Incomplete Theorization: A New Way to Think about the Israeli-Palestinian Conflict
Some problems can’t be solved. The fundamental assumptions and philosophy of two competing sides ensnared in the problem cannot be reconciled. Let me elaborate with an example:
There is a concept used by myself and conflict resolution specialists, a concept in particular associated with work by Cass Sunstein, called incomplete theorization. Sunstein, as a lawyer, is concerned with constitutionalism and how you write such constitutions that are effective when people disagree about so many things. Here is how Sunstein poses the issue. Again, he is talking about constitutions but tell me whether or not incomplete theorization sounds like the primary conundrum for the Israelis and Palestinians.
Incompletely theorized agreements help illuminate an enduring constitutional puzzle: how members of diverse societies can work together in terms of mutual respect amidst intense disagreements about both the right and the good.
People often agree on practices but not on theories. Therefore many problems have to be solved as incompletely theorized agreements. Sunstein continues:
The agreement on particulars is incompletely theorized in the sense that the relevant participants are clear on the practice or the result without agreeing on the most general theory that accounts for it. Often people can agree that a rule—protecting political dissenters, allowing workers to practice their religion—makes sense without entirely agreeing on the foundations of their belief.

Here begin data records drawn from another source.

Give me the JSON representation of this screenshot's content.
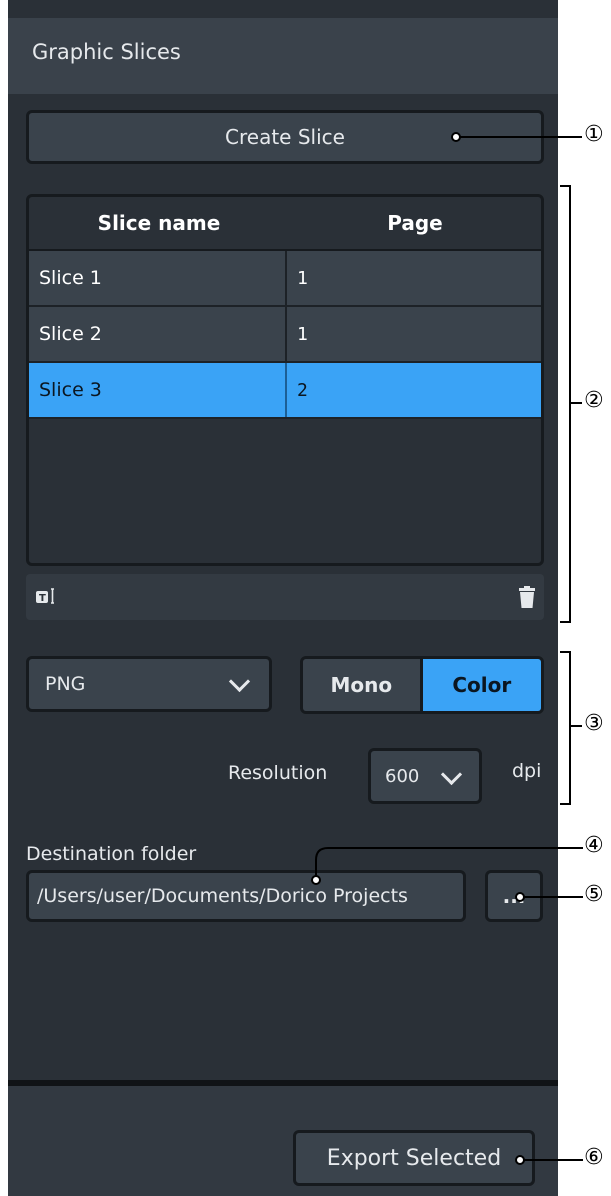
{
  "panel": {
    "title": "Graphic Slices"
  },
  "create_button": {
    "label": "Create Slice"
  },
  "table": {
    "columns": [
      "Slice name",
      "Page"
    ],
    "rows": [
      {
        "name": "Slice 1",
        "page": "1",
        "selected": false
      },
      {
        "name": "Slice 2",
        "page": "1",
        "selected": false
      },
      {
        "name": "Slice 3",
        "page": "2",
        "selected": true
      }
    ]
  },
  "format": {
    "value": "PNG"
  },
  "color_mode": {
    "options": [
      "Mono",
      "Color"
    ],
    "selected": "Color"
  },
  "resolution": {
    "label": "Resolution",
    "value": "600",
    "unit": "dpi"
  },
  "destination": {
    "label": "Destination folder",
    "path": "/Users/user/Documents/Dorico Projects",
    "browse_label": "..."
  },
  "export_button": {
    "label": "Export Selected"
  },
  "callouts": [
    "①",
    "②",
    "③",
    "④",
    "⑤",
    "⑥"
  ],
  "colors": {
    "panel_bg": "#2a3037",
    "accent": "#3aa3f6",
    "control_bg": "#3a434c"
  },
  "icons": {
    "title_icon": "text-slice-icon",
    "delete_icon": "trash-icon"
  }
}
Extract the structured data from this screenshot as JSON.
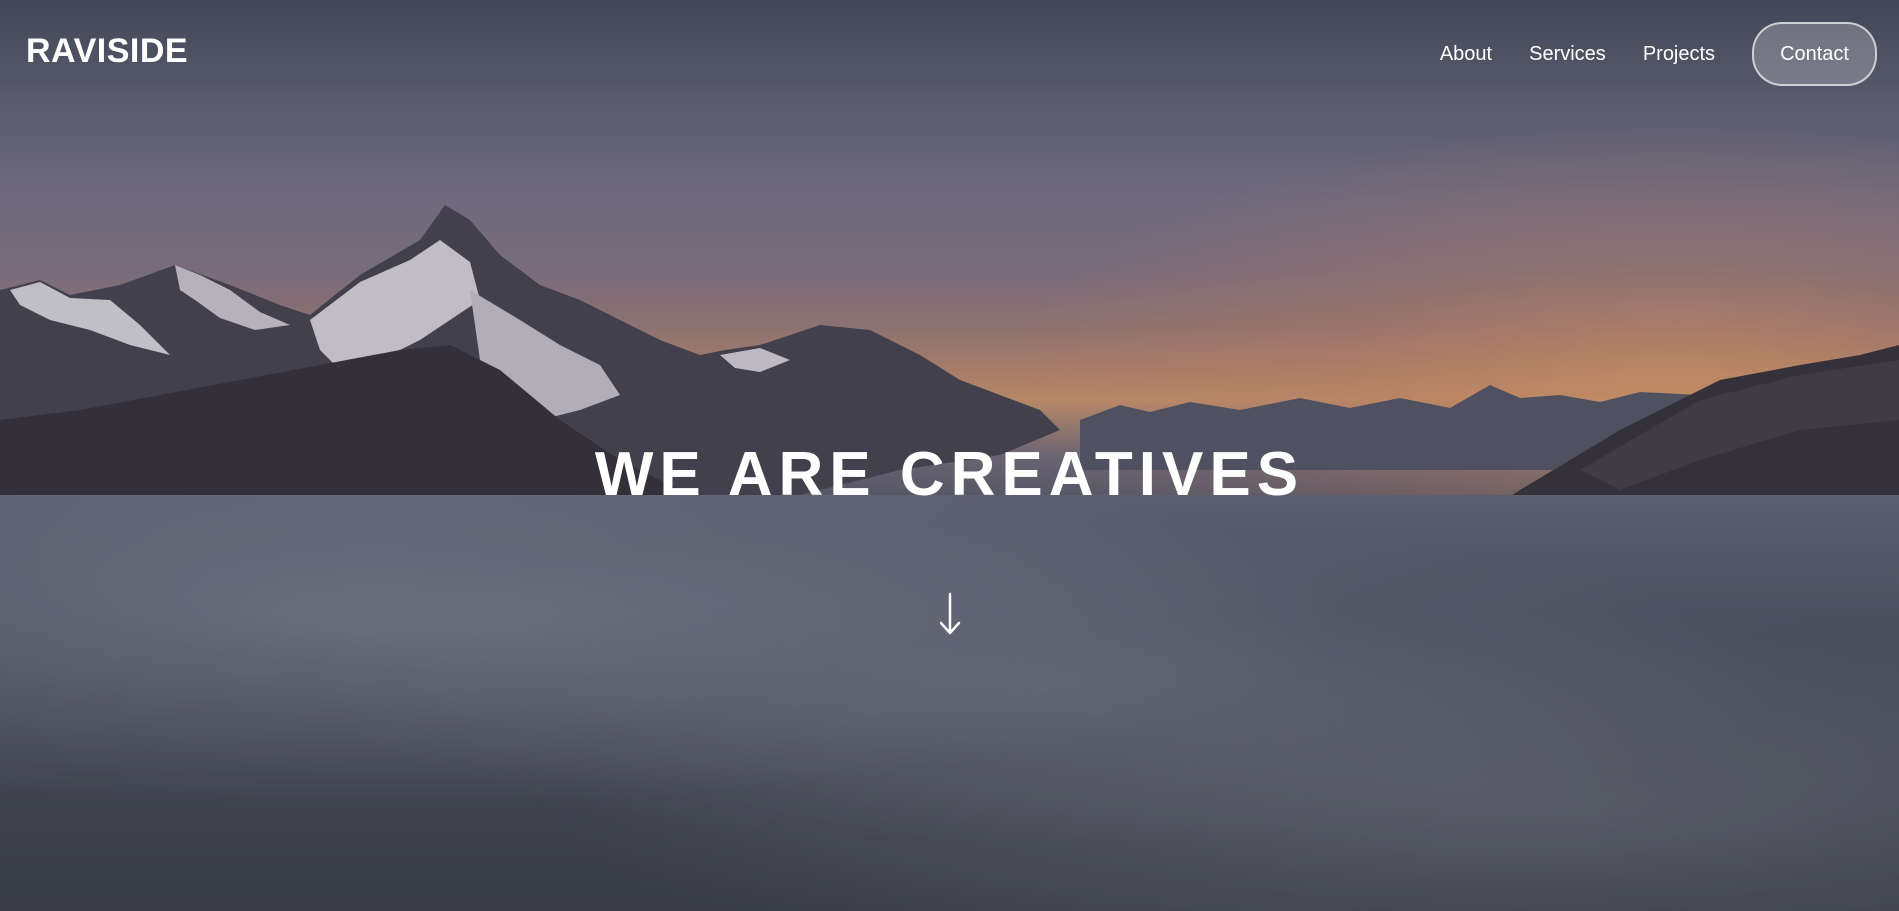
{
  "nav": {
    "logo": "RAVISIDE",
    "links": [
      {
        "label": "About"
      },
      {
        "label": "Services"
      },
      {
        "label": "Projects"
      }
    ],
    "contact_label": "Contact"
  },
  "hero": {
    "headline": "WE ARE CREATIVES",
    "scroll_icon": "arrow-down-icon",
    "background": "mountain-sunset-sea-of-clouds"
  }
}
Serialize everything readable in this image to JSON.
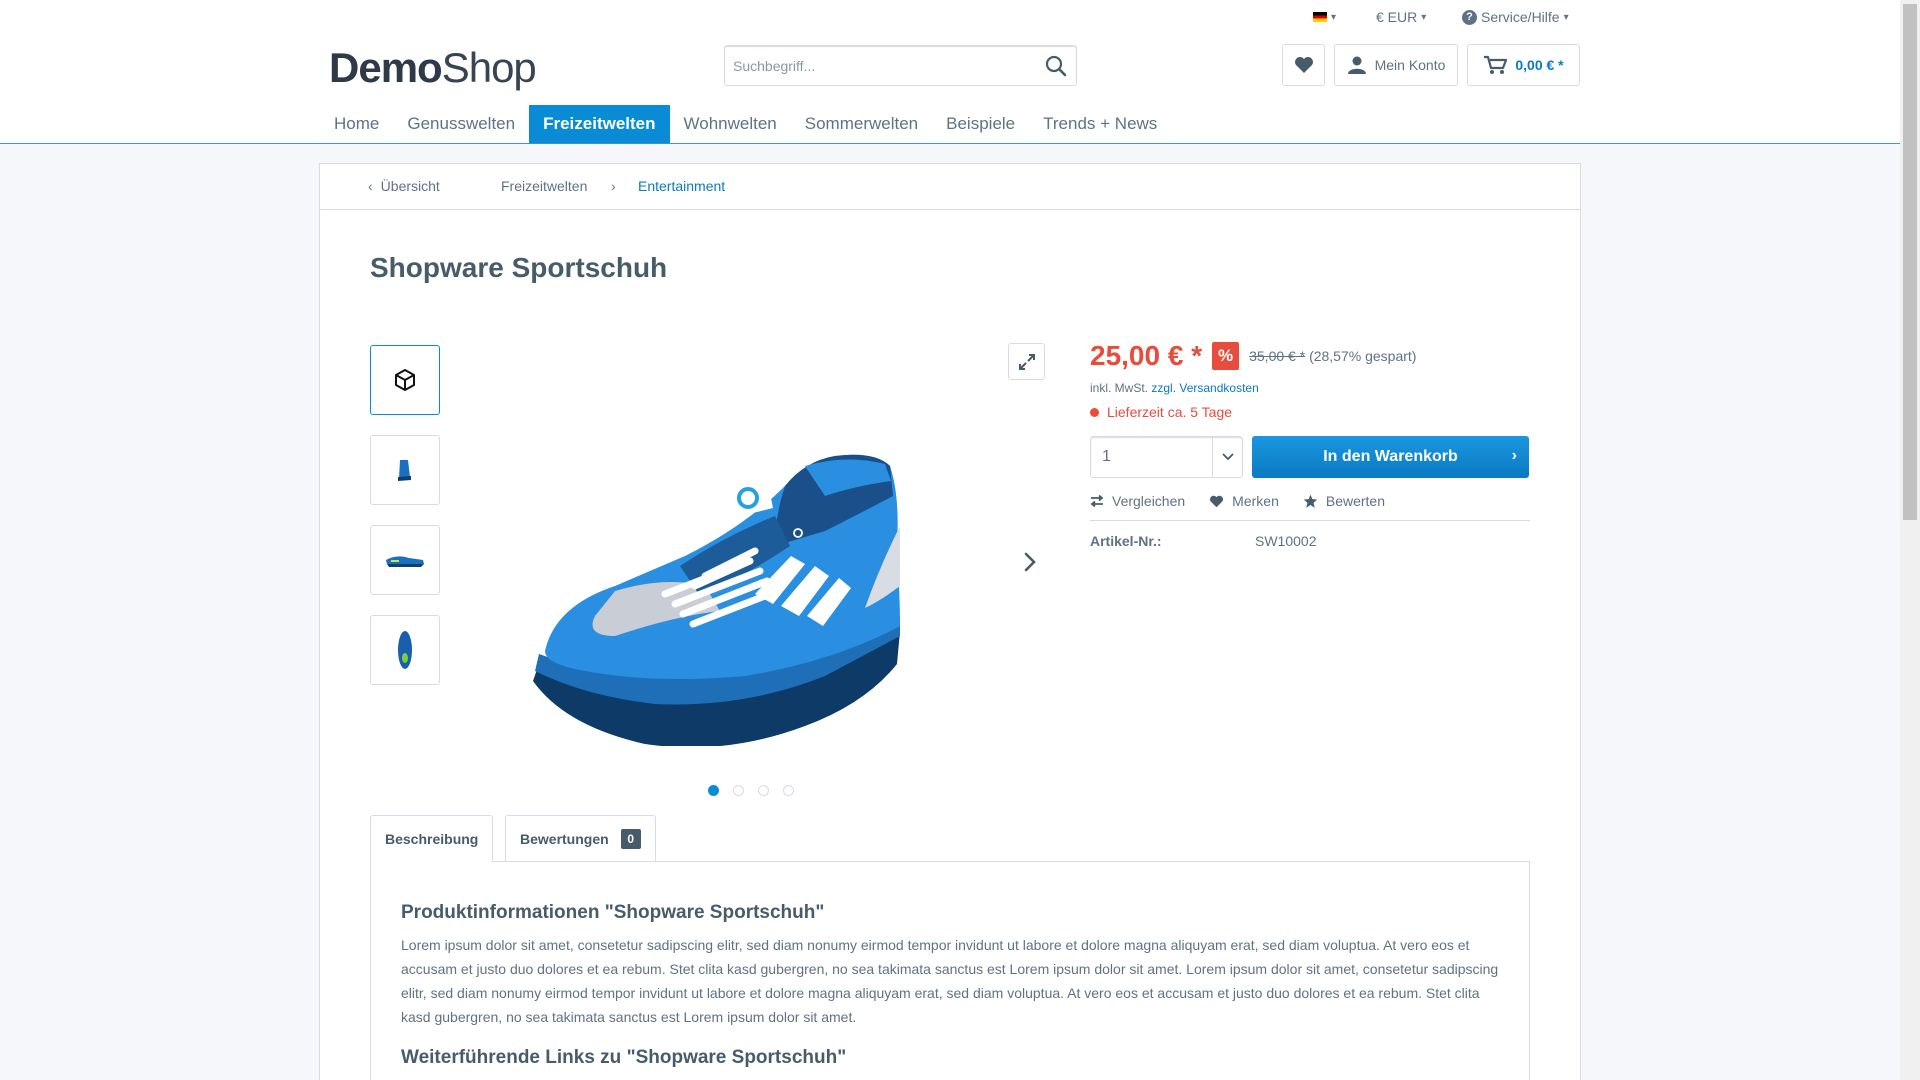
{
  "topbar": {
    "language_caret": "⌄",
    "currency": "€ EUR",
    "service": "Service/Hilfe"
  },
  "logo": {
    "part1": "Demo",
    "part2": "Shop"
  },
  "search": {
    "placeholder": "Suchbegriff..."
  },
  "account": {
    "label": "Mein Konto"
  },
  "cart": {
    "amount": "0,00 € *"
  },
  "nav": {
    "items": [
      "Home",
      "Genusswelten",
      "Freizeitwelten",
      "Wohnwelten",
      "Sommerwelten",
      "Beispiele",
      "Trends + News"
    ],
    "active": "Freizeitwelten"
  },
  "breadcrumb": {
    "back": "Übersicht",
    "items": [
      "Freizeitwelten",
      "Entertainment"
    ]
  },
  "product": {
    "title": "Shopware Sportschuh",
    "price": "25,00 € *",
    "sale_badge": "%",
    "old_price": "35,00 € *",
    "savings": "(28,57% gespart)",
    "tax_text": "inkl. MwSt.",
    "shipping_link": "zzgl. Versandkosten",
    "delivery": "Lieferzeit ca. 5 Tage",
    "quantity": "1",
    "add_to_cart": "In den Warenkorb",
    "actions": {
      "compare": "Vergleichen",
      "remember": "Merken",
      "rate": "Bewerten"
    },
    "article_label": "Artikel-Nr.:",
    "article_number": "SW10002"
  },
  "gallery": {
    "active_index": 0,
    "dot_count": 4
  },
  "tabs": {
    "description": "Beschreibung",
    "reviews": "Bewertungen",
    "reviews_count": "0"
  },
  "description": {
    "heading": "Produktinformationen \"Shopware Sportschuh\"",
    "text": "Lorem ipsum dolor sit amet, consetetur sadipscing elitr, sed diam nonumy eirmod tempor invidunt ut labore et dolore magna aliquyam erat, sed diam voluptua. At vero eos et accusam et justo duo dolores et ea rebum. Stet clita kasd gubergren, no sea takimata sanctus est Lorem ipsum dolor sit amet. Lorem ipsum dolor sit amet, consetetur sadipscing elitr, sed diam nonumy eirmod tempor invidunt ut labore et dolore magna aliquyam erat, sed diam voluptua. At vero eos et accusam et justo duo dolores et ea rebum. Stet clita kasd gubergren, no sea takimata sanctus est Lorem ipsum dolor sit amet.",
    "links_heading": "Weiterführende Links zu \"Shopware Sportschuh\""
  },
  "colors": {
    "accent": "#0a8bd6",
    "link": "#0a7ac2",
    "price": "#e74c3c",
    "text": "#5f7285",
    "heading": "#475c6a"
  }
}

Incomplete theorization has the advantage of turning attention away from difficult philosophical issues which are typically a combustible mix of foundational beliefs that cannot be reconciled. Moreover, attention to concrete practices has a better chance of success and acceptance which can likely lead to other areas of agreement as participants practice the habits of agreement.
So, let’s incompletely theorize an issue for the Israeli-Palestinian conflict.
The division of Jerusalem into municipalities will not be solved by weighty discussions of Jerusalem’s history and who has rights conferred by kings or gods. But East Jerusalem neighborhoods are home to 300,000 Palestinians–and no Jews. The parties can’t wait for philosophical issues to be solved about historic Jerusalem. Separating the neighborhood would reduce the number of West Bank Palestinians subject to direct Israeli rule and remove a serious point of contention. Also, it would lighten Israel’s economic burden. Moving the security fence away from a hostile population, rather than moving people, would certainly be easier and less traumatic. Both Israelis and Palestinians would benefit without agreeing to any kind of philosophical supporting rationale.
Here’s another incompletely theorized condition.
Israel has serious security issues and must remain in control of the “West Bank.” However, Palestinians should have full autonomy as an “unincorporated territory.” Until the Palestinians agree to peace with Israel, they could be welcomed as partners in the Israeli economic system and should be able to fully participate in Israel’s commercial and creative life. Even without statehood, in less than a generation the Palestinians could become more prosperous and prepare one day for peace.
If one thought this through I would expect there are many practicalities that could be achieved without the burden of deeper philosophical rationales.
Posted on December 4, 2017, in Communication and Conflict Resolution, Israel, Political Conflict and tagged Conflict Resolution, Israel, Palestinians, peace process. Bookmark the permalink. Leave a comment.